4. The bladder of claim 1, wherein the second chamber includes an anterior portion having a first cross-sectional area, a posterior portion having a second cross-sectional area, and an intermediate portion connecting the anterior portion and the posterior portion and having a third cross-sectional area.

5. The bladder of claim 4, wherein the third cross-sectional area is less than at least one of the first cross-sectional area and the second cross-sectional area.

6. The bladder of claim 1, wherein the bladder includes a web area disposed between and connecting the first chamber and the second chamber.

7. The bladder of claim 1, wherein the second chamber completely surrounds the first chamber.

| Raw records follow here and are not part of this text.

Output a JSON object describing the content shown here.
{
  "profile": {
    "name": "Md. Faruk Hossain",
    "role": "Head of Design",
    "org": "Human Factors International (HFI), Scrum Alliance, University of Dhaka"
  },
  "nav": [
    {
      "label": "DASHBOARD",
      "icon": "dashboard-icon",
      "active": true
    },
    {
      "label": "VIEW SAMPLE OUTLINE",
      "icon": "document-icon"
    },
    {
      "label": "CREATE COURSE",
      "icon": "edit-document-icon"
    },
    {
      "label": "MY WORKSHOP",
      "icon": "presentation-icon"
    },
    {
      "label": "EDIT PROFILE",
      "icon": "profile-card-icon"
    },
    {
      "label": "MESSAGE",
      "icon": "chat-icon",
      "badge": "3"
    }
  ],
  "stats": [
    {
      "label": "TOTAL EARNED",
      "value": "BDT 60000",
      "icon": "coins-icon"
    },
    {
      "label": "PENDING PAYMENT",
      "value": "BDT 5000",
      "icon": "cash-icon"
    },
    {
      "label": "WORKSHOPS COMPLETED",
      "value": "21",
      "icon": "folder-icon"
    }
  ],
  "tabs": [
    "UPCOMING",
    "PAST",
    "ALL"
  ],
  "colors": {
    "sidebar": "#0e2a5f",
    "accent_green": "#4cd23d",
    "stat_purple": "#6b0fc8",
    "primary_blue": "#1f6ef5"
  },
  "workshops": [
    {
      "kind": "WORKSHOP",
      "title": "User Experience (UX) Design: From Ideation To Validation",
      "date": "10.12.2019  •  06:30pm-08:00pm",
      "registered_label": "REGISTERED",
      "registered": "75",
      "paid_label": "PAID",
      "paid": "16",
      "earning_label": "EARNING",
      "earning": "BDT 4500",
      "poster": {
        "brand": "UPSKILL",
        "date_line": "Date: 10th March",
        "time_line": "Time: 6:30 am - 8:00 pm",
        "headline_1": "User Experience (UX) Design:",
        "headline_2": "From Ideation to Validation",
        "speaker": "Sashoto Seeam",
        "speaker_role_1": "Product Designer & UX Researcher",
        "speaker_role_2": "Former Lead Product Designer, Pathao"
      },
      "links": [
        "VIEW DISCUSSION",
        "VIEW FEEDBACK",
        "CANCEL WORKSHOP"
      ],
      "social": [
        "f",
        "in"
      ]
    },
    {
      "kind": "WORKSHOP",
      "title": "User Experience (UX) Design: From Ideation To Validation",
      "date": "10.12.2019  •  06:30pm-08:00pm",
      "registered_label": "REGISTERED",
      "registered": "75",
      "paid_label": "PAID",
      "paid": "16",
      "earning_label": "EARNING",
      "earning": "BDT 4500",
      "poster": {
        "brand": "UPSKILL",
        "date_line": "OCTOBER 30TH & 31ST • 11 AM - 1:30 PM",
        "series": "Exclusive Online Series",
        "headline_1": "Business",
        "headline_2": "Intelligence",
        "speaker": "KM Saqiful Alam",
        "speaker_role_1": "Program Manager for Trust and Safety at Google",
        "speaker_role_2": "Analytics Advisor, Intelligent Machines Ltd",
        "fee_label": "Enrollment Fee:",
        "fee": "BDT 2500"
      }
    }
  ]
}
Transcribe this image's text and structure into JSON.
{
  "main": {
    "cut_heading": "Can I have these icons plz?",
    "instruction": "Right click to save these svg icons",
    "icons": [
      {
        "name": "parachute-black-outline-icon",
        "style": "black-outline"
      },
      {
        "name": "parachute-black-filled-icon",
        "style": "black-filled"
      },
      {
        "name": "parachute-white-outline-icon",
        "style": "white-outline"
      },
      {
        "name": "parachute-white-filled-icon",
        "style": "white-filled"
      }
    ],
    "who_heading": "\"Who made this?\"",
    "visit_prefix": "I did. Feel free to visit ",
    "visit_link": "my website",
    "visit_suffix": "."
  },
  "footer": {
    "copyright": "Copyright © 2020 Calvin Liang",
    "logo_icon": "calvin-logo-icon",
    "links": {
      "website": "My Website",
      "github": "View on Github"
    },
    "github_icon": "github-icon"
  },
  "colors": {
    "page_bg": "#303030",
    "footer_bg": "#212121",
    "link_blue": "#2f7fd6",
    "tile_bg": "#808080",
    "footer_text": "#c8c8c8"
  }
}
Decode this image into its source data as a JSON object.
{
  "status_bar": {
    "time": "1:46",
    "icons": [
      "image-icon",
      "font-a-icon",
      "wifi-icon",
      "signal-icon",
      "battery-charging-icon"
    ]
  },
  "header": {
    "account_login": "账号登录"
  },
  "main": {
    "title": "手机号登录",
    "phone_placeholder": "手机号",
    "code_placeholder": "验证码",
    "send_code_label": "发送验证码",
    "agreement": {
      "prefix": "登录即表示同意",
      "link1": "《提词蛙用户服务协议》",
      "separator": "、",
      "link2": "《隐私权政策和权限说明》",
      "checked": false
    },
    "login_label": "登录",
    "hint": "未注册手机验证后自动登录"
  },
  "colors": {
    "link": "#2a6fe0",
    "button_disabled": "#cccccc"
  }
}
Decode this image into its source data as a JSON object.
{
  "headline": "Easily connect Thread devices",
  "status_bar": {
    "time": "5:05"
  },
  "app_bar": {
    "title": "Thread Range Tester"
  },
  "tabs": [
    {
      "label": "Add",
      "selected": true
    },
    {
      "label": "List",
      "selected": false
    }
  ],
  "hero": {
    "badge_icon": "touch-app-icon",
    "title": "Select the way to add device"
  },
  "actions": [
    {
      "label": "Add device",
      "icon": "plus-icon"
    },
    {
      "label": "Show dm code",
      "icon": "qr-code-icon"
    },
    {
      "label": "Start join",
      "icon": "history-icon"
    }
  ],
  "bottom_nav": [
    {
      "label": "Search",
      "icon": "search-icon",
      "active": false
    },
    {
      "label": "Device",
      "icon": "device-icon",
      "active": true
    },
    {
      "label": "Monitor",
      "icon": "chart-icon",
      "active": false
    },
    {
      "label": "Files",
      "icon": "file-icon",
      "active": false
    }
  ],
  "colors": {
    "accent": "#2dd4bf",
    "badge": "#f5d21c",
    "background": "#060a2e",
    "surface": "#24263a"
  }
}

8. The bladder of claim 1, wherein the second chamber includes a plurality of lobes, each lobe having a first end, a second end, and an intermediate portion disposed between the first end and the second end and being larger than the first end and the second end.

9. The bladder of claim 8, wherein the plurality of the lobes are arranged in series around the first chamber.

10. The bladder of claim 1, wherein the second pressure is greater than the first pressure.

11. A bladder for an article of footwear, the bladder extending from an anterior end to a posterior end and comprising:

a first chamber disposed in an interior region of the bladder and including a first interior void; and
a second chamber at least partially surrounding the first chamber and including a plurality of lobes arranged in series around a perimeter of the second chamber.

12. The bladder of claim 11, wherein the bladder has a first width adjacent to the anterior end of the bladder, a second width adjacent to the posterior end of the bladder, and a third width in an intermediate portion that is less than the first width and the second width.

13. The bladder of claim 11, wherein the first chamber is an ovoid.

14. The bladder of claim 11, wherein the second chamber includes an anterior portion having a first cross-sectional area, a posterior portion having a second cross-sectional area, and an intermediate portion connecting the anterior portion and the posterior portion and having a third cross-sectional area.

15. The bladder of claim 14, wherein the third cross-sectional area is less than at least one of the first cross-sectional area and the second cross-sectional area.

16. The bladder of claim 11, wherein the bladder includes a web area disposed between and connecting the first chamber and the second chamber.

17. The bladder of claim 11, wherein the second chamber completely surrounds the first chamber.

18. The bladder of claim 11, wherein the lobes of the plurality of lobes each includes a first end, a second end, and an intermediate portion disposed between the first end and the second end and being larger than the first end and the second end.

19. The bladder of claim 11, wherein a pressure of the first chamber is different than a pressure of the second chamber.

20. The bladder of claim 11, wherein a pressure of the second chamber is greater than a pressure of the first chamber.

Patent History
Publication number: 20210145119
Type: Application
Filed: Nov 17, 2020
Publication Date: May 20, 2021
Applicant: NIKE, Inc. (Beaverton, OR)
Inventors: Fidencio Campos, II (Dallas, OR), Wesley K. Chan (Portland, OR), Nate Durflinger (Beaverton, OR), Zachary M. Elder (Portland, OR), Jonathan Kosenick (Beaverton, OR), Lee D. Peyton (Tigard, OR), Doug D. Wilken (Hillsboro, OR)
Application Number: 16/950,792
Classifications
International Classification: A43B 13/20 (20060101);